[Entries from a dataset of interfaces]

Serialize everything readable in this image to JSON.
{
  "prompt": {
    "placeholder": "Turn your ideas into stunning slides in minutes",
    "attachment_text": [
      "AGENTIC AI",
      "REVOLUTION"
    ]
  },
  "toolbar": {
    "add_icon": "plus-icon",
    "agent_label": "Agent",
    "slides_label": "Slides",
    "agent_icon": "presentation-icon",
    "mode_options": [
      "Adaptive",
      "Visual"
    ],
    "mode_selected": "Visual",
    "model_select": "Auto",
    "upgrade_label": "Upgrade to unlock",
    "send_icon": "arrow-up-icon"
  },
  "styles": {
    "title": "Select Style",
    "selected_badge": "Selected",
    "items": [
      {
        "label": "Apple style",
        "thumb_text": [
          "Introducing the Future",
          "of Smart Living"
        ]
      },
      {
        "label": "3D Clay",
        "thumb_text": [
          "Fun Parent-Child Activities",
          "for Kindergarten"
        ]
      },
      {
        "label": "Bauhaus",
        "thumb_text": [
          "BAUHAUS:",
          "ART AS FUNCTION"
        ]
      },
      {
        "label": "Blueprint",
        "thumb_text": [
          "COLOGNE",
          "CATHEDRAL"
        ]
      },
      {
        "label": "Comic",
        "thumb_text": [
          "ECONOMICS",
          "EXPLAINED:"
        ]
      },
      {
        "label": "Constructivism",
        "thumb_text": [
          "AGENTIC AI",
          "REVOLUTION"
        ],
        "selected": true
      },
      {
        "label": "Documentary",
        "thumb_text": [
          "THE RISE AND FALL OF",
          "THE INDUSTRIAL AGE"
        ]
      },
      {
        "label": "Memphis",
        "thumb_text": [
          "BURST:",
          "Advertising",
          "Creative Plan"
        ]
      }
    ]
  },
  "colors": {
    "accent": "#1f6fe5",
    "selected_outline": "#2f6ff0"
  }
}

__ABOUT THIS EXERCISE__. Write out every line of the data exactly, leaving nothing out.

__FINISHED EXERCISE__.
Serialize everything readable in this image to JSON.
{
  "prompt": {
    "placeholder": "Turn your ideas into stunning slides in minutes",
    "attachment_text": [
      "AGENTIC AI",
      "REVOLUTION"
    ]
  },
  "toolbar": {
    "add_icon": "plus-icon",
    "agent_label": "Agent",
    "slides_label": "Slides",
    "agent_icon": "presentation-icon",
    "mode_options": [
      "Adaptive",
      "Visual"
    ],
    "mode_selected": "Visual",
    "model_select": "Auto",
    "upgrade_label": "Upgrade to unlock",
    "send_icon": "arrow-up-icon"
  },
  "styles": {
    "title": "Select Style",
    "selected_badge": "Selected",
    "items": [
      {
        "label": "Apple style",
        "thumb_text": [
          "Introducing the Future",
          "of Smart Living"
        ]
      },
      {
        "label": "3D Clay",
        "thumb_text": [
          "Fun Parent-Child Activities",
          "for Kindergarten"
        ]
      },
      {
        "label": "Bauhaus",
        "thumb_text": [
          "BAUHAUS:",
          "ART AS FUNCTION"
        ]
      },
      {
        "label": "Blueprint",
        "thumb_text": [
          "COLOGNE",
          "CATHEDRAL"
        ]
      },
      {
        "label": "Comic",
        "thumb_text": [
          "ECONOMICS",
          "EXPLAINED:"
        ]
      },
      {
        "label": "Constructivism",
        "thumb_text": [
          "AGENTIC AI",
          "REVOLUTION"
        ],
        "selected": true
      },
      {
        "label": "Documentary",
        "thumb_text": [
          "THE RISE AND FALL OF",
          "THE INDUSTRIAL AGE"
        ]
      },
      {
        "label": "Memphis",
        "thumb_text": [
          "BURST:",
          "Advertising",
          "Creative Plan"
        ]
      }
    ]
  },
  "colors": {
    "accent": "#1f6fe5",
    "selected_outline": "#2f6ff0"
  }
}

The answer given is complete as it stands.